» Work item:
Look through the records and copy each line with the string "icon" in it.

» Data to use:
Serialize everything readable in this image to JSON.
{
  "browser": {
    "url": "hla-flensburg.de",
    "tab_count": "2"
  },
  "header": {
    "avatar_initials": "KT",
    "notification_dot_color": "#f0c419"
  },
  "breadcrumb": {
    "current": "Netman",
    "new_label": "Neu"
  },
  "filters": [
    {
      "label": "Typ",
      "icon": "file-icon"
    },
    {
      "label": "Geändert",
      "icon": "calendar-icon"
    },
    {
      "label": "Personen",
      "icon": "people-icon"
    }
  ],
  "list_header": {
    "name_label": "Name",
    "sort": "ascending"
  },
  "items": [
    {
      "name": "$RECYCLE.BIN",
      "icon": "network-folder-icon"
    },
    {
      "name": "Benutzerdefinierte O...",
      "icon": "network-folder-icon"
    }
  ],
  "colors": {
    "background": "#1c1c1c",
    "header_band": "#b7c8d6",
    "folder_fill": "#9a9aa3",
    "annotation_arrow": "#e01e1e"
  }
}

» Answer space:
      "icon": "file-icon"
      "icon": "calendar-icon"
      "icon": "people-icon"
      "icon": "network-folder-icon"
      "icon": "network-folder-icon"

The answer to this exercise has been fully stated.